═════ Dataset records ═════

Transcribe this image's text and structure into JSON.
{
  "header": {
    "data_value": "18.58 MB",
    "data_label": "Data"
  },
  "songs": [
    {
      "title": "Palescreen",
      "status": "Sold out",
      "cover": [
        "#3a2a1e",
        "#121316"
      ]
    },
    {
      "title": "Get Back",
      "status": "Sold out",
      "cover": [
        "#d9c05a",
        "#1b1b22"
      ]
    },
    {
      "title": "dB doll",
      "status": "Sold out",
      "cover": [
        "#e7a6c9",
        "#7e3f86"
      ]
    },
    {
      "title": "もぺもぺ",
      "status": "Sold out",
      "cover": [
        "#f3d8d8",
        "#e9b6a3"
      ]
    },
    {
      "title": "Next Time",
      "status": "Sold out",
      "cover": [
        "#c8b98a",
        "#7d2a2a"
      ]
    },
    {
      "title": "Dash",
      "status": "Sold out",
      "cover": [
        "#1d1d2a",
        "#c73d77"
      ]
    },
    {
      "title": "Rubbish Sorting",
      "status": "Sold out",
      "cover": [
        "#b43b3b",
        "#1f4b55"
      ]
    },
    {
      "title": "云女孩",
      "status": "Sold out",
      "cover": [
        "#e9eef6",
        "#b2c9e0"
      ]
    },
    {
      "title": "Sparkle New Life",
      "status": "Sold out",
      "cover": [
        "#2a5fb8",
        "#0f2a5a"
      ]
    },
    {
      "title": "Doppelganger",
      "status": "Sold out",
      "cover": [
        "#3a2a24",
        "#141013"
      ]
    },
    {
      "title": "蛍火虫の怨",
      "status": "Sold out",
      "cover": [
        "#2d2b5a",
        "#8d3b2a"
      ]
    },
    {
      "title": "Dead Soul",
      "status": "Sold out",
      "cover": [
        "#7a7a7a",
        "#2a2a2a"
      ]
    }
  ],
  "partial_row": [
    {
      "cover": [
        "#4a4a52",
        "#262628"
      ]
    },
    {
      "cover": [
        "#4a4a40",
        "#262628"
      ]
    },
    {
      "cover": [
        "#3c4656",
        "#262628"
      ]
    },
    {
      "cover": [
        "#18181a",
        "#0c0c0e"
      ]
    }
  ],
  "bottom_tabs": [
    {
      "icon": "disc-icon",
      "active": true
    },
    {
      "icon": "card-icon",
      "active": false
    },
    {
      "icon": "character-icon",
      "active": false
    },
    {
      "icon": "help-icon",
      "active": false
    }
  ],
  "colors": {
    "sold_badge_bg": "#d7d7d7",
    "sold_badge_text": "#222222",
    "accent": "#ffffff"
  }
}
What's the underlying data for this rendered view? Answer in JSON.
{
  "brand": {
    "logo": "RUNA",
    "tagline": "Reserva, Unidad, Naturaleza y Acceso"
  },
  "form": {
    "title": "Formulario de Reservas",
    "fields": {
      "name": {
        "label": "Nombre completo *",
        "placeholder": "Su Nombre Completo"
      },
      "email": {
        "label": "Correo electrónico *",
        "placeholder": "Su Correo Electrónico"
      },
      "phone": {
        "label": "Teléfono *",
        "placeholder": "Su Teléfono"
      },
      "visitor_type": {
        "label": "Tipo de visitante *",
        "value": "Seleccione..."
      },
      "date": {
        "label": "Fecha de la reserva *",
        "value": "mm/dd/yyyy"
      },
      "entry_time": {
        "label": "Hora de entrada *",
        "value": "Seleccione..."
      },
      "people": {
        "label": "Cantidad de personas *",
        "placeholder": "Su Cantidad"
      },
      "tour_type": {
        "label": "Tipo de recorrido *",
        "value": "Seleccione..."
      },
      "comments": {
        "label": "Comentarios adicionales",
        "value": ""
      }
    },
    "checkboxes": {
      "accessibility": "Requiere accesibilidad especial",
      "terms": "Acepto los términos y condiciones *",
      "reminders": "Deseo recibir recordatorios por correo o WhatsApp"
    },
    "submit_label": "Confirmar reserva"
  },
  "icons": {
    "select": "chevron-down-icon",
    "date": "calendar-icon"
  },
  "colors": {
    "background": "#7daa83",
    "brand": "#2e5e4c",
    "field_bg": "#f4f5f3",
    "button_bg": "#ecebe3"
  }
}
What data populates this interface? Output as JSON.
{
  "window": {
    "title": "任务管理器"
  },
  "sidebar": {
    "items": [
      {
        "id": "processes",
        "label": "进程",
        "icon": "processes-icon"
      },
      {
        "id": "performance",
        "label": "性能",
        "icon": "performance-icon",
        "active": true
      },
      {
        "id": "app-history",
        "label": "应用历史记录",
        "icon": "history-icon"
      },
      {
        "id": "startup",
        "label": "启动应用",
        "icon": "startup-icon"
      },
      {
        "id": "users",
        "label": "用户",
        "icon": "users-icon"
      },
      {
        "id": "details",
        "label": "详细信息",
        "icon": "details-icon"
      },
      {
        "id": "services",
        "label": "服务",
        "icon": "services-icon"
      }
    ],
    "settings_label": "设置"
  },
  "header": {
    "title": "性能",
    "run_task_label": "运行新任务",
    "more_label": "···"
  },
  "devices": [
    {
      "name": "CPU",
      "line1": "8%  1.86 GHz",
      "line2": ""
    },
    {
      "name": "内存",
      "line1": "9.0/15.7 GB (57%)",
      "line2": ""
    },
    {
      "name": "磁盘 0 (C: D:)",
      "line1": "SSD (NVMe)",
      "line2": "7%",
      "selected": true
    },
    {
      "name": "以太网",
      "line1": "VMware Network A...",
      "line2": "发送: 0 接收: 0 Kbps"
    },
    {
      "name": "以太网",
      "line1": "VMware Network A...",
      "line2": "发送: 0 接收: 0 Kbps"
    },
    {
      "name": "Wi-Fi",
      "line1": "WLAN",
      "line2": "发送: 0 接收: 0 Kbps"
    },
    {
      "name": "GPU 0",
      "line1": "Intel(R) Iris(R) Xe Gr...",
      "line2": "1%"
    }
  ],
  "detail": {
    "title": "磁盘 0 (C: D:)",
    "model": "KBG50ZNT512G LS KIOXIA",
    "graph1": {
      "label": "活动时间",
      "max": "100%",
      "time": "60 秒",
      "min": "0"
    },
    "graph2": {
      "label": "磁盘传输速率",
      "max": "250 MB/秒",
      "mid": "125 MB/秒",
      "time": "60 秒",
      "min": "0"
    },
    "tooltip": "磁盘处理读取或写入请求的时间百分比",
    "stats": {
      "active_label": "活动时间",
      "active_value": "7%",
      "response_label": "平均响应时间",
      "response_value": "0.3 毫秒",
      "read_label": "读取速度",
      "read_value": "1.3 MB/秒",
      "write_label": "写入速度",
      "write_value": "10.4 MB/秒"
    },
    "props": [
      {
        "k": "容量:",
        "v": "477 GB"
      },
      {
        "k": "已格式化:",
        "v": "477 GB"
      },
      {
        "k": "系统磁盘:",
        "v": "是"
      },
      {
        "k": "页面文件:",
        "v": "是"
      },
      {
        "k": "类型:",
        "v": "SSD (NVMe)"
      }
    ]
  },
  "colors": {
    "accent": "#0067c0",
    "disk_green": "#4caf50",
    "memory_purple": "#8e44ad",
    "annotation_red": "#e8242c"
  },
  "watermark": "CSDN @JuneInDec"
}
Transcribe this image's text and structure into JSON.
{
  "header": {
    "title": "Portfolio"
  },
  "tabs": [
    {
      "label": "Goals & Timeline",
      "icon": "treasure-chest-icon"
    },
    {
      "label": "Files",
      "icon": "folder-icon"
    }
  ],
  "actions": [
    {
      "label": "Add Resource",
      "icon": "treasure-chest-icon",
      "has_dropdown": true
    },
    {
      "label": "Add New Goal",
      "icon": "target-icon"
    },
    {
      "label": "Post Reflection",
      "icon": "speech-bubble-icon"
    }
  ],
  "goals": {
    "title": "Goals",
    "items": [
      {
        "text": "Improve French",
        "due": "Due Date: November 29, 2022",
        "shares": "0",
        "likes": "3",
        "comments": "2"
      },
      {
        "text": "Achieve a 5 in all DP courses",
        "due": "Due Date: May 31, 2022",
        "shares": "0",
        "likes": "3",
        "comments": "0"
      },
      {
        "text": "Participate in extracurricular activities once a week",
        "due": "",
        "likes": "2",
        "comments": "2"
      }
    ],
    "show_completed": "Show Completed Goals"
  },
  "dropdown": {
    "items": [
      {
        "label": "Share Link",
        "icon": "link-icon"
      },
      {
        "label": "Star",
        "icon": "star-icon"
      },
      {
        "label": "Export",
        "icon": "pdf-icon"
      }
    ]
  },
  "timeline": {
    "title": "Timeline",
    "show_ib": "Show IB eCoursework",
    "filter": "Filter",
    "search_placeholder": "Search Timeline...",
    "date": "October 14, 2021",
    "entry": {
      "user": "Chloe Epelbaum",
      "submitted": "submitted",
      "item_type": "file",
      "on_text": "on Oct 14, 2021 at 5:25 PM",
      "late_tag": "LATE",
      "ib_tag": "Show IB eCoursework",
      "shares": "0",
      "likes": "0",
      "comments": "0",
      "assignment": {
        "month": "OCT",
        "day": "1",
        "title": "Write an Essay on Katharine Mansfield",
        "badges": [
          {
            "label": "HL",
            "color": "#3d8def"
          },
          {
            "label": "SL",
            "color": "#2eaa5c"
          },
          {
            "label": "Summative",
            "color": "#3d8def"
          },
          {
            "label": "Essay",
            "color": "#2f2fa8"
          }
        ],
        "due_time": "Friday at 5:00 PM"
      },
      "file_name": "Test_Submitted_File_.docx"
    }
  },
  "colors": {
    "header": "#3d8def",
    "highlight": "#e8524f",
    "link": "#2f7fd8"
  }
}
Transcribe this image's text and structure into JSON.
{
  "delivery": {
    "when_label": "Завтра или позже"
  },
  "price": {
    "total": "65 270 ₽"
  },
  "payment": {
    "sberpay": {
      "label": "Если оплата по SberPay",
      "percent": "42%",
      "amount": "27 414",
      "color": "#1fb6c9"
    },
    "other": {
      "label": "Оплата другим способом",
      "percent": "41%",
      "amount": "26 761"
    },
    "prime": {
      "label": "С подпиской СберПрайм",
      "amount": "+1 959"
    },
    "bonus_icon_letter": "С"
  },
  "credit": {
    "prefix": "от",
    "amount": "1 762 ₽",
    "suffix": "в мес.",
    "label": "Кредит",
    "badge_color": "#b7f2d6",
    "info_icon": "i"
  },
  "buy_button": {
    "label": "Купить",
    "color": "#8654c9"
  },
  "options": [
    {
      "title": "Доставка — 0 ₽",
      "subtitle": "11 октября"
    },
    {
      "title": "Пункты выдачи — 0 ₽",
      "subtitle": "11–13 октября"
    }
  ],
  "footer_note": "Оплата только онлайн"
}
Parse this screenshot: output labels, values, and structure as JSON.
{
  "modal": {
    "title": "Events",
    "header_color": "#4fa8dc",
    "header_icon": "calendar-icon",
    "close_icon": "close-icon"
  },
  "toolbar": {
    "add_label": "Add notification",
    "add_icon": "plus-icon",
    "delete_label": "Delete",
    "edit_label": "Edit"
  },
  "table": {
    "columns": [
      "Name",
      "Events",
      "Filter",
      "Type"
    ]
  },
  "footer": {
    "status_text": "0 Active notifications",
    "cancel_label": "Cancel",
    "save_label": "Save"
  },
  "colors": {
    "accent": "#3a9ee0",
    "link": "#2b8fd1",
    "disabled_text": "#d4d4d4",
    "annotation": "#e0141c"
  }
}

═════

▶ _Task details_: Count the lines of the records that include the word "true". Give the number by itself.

▶ _Exercise result_: 4